What needs to be done:
When you repeat the listing, keep every character as it is.

___ Extracted entries

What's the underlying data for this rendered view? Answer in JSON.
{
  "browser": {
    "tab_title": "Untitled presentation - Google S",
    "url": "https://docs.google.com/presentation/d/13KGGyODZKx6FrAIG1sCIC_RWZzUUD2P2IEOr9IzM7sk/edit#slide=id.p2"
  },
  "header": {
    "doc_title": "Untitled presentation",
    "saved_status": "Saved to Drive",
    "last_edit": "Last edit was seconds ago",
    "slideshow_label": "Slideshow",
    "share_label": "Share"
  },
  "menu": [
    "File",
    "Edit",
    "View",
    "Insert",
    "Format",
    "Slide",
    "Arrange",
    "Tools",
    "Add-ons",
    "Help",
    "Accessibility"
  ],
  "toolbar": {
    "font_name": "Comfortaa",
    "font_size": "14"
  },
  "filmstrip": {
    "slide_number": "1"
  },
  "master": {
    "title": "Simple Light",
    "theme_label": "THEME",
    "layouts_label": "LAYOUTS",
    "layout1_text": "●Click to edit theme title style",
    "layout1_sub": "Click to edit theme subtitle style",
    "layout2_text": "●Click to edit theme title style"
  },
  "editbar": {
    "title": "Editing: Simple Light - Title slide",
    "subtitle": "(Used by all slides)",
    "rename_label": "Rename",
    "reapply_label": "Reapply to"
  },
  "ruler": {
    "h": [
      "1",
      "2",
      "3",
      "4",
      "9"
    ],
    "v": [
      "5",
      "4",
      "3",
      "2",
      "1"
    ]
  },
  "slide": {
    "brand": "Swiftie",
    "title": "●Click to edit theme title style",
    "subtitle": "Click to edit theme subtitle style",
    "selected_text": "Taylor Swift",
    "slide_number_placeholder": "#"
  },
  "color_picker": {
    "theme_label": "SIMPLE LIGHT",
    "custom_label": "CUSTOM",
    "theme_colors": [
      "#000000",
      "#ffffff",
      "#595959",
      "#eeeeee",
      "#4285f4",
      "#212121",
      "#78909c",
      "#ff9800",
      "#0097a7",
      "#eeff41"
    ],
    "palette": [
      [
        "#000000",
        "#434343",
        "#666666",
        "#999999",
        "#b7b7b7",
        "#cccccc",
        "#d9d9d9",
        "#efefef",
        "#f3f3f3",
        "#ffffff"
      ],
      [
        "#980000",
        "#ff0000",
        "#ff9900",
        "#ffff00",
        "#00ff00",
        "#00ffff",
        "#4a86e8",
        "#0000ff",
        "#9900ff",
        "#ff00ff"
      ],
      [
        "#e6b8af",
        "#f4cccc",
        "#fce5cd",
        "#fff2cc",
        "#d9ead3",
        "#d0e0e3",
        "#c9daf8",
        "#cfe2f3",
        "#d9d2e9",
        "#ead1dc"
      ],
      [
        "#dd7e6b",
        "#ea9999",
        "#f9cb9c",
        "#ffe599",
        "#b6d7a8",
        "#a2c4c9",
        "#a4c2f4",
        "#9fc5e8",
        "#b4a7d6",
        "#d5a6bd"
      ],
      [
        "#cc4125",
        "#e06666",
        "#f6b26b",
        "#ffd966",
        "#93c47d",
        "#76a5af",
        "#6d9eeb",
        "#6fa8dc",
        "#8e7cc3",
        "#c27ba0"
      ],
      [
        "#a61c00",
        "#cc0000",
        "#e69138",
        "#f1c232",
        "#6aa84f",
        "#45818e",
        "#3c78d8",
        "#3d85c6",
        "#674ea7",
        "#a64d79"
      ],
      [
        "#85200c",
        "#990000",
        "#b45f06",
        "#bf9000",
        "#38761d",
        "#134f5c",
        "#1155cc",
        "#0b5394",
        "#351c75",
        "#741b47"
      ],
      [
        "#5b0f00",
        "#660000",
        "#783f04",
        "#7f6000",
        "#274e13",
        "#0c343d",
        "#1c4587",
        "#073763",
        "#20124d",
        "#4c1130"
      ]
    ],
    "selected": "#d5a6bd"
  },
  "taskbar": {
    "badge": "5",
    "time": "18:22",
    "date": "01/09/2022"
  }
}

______

Solution:
What's the underlying data for this rendered view? Answer in JSON.
{
  "browser": {
    "tab_title": "Untitled presentation - Google S",
    "url": "https://docs.google.com/presentation/d/13KGGyODZKx6FrAIG1sCIC_RWZzUUD2P2IEOr9IzM7sk/edit#slide=id.p2"
  },
  "header": {
    "doc_title": "Untitled presentation",
    "saved_status": "Saved to Drive",
    "last_edit": "Last edit was seconds ago",
    "slideshow_label": "Slideshow",
    "share_label": "Share"
  },
  "menu": [
    "File",
    "Edit",
    "View",
    "Insert",
    "Format",
    "Slide",
    "Arrange",
    "Tools",
    "Add-ons",
    "Help",
    "Accessibility"
  ],
  "toolbar": {
    "font_name": "Comfortaa",
    "font_size": "14"
  },
  "filmstrip": {
    "slide_number": "1"
  },
  "master": {
    "title": "Simple Light",
    "theme_label": "THEME",
    "layouts_label": "LAYOUTS",
    "layout1_text": "●Click to edit theme title style",
    "layout1_sub": "Click to edit theme subtitle style",
    "layout2_text": "●Click to edit theme title style"
  },
  "editbar": {
    "title": "Editing: Simple Light - Title slide",
    "subtitle": "(Used by all slides)",
    "rename_label": "Rename",
    "reapply_label": "Reapply to"
  },
  "ruler": {
    "h": [
      "1",
      "2",
      "3",
      "4",
      "9"
    ],
    "v": [
      "5",
      "4",
      "3",
      "2",
      "1"
    ]
  },
  "slide": {
    "brand": "Swiftie",
    "title": "●Click to edit theme title style",
    "subtitle": "Click to edit theme subtitle style",
    "selected_text": "Taylor Swift",
    "slide_number_placeholder": "#"
  },
  "color_picker": {
    "theme_label": "SIMPLE LIGHT",
    "custom_label": "CUSTOM",
    "theme_colors": [
      "#000000",
      "#ffffff",
      "#595959",
      "#eeeeee",
      "#4285f4",
      "#212121",
      "#78909c",
      "#ff9800",
      "#0097a7",
      "#eeff41"
    ],
    "palette": [
      [
        "#000000",
        "#434343",
        "#666666",
        "#999999",
        "#b7b7b7",
        "#cccccc",
        "#d9d9d9",
        "#efefef",
        "#f3f3f3",
        "#ffffff"
      ],
      [
        "#980000",
        "#ff0000",
        "#ff9900",
        "#ffff00",
        "#00ff00",
        "#00ffff",
        "#4a86e8",
        "#0000ff",
        "#9900ff",
        "#ff00ff"
      ],
      [
        "#e6b8af",
        "#f4cccc",
        "#fce5cd",
        "#fff2cc",
        "#d9ead3",
        "#d0e0e3",
        "#c9daf8",
        "#cfe2f3",
        "#d9d2e9",
        "#ead1dc"
      ],
      [
        "#dd7e6b",
        "#ea9999",
        "#f9cb9c",
        "#ffe599",
        "#b6d7a8",
        "#a2c4c9",
        "#a4c2f4",
        "#9fc5e8",
        "#b4a7d6",
        "#d5a6bd"
      ],
      [
        "#cc4125",
        "#e06666",
        "#f6b26b",
        "#ffd966",
        "#93c47d",
        "#76a5af",
        "#6d9eeb",
        "#6fa8dc",
        "#8e7cc3",
        "#c27ba0"
      ],
      [
        "#a61c00",
        "#cc0000",
        "#e69138",
        "#f1c232",
        "#6aa84f",
        "#45818e",
        "#3c78d8",
        "#3d85c6",
        "#674ea7",
        "#a64d79"
      ],
      [
        "#85200c",
        "#990000",
        "#b45f06",
        "#bf9000",
        "#38761d",
        "#134f5c",
        "#1155cc",
        "#0b5394",
        "#351c75",
        "#741b47"
      ],
      [
        "#5b0f00",
        "#660000",
        "#783f04",
        "#7f6000",
        "#274e13",
        "#0c343d",
        "#1c4587",
        "#073763",
        "#20124d",
        "#4c1130"
      ]
    ],
    "selected": "#d5a6bd"
  },
  "taskbar": {
    "badge": "5",
    "time": "18:22",
    "date": "01/09/2022"
  }
}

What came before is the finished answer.